BEGIN

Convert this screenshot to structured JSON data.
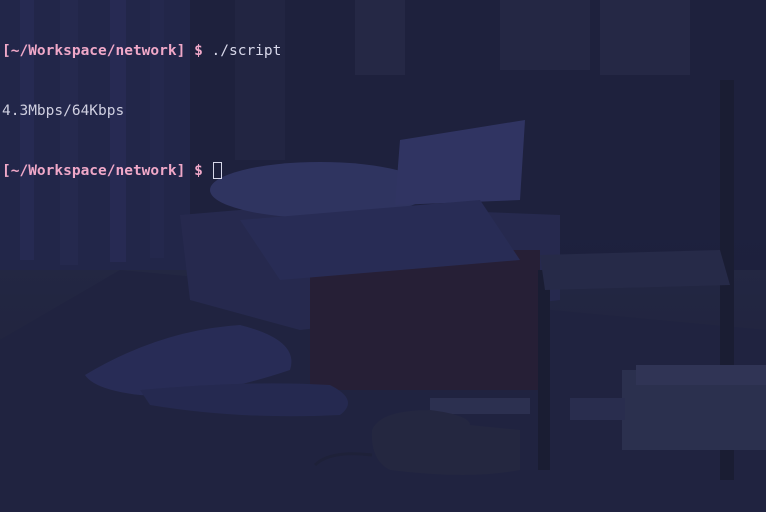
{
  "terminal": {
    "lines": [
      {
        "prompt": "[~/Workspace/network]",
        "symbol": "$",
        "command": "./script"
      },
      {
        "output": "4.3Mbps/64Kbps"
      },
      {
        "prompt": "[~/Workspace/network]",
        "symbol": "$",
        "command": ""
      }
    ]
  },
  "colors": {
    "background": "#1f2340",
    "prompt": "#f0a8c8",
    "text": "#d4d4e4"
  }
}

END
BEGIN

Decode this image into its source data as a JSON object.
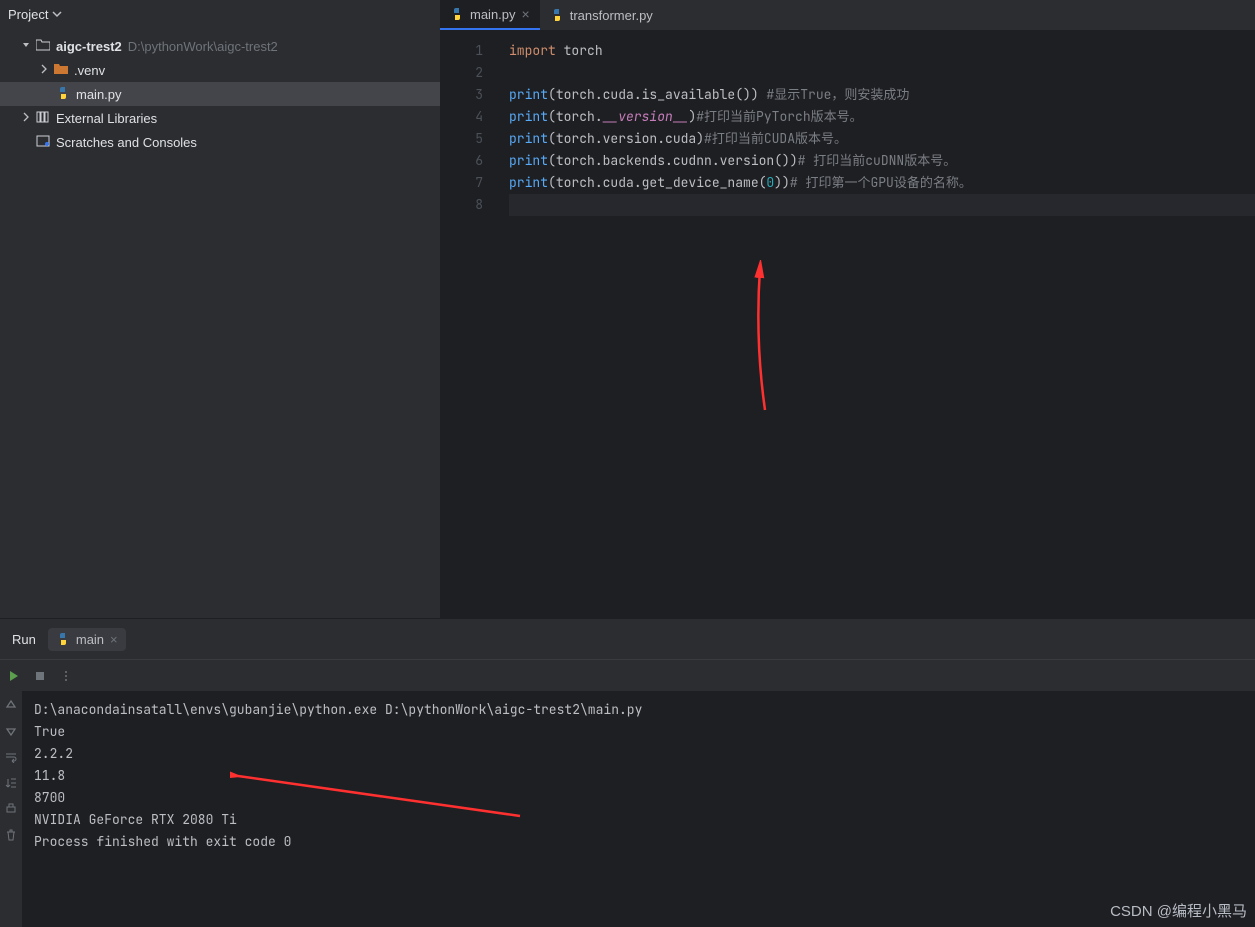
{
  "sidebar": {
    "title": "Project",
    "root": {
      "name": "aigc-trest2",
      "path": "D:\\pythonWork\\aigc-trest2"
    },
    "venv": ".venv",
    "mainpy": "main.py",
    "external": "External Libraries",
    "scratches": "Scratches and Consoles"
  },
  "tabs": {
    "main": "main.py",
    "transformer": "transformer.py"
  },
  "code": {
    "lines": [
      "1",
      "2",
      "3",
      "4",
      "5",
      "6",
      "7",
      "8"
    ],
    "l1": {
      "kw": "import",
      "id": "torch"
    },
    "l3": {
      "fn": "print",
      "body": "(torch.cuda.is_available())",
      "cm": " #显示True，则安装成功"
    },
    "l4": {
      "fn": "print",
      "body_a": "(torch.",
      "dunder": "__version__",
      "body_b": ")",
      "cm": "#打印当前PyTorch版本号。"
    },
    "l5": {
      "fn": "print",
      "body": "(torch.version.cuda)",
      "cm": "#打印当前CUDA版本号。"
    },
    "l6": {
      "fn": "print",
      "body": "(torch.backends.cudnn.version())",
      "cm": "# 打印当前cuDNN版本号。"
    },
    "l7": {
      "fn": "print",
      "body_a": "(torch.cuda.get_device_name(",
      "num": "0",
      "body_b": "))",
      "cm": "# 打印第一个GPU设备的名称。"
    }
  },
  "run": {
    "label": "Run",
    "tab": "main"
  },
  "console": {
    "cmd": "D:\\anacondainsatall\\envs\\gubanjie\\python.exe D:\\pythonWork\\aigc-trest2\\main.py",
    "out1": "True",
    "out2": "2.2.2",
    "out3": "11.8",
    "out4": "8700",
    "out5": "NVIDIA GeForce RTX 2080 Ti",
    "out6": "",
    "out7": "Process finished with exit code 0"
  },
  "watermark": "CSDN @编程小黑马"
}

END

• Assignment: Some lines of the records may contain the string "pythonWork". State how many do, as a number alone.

• Result: 2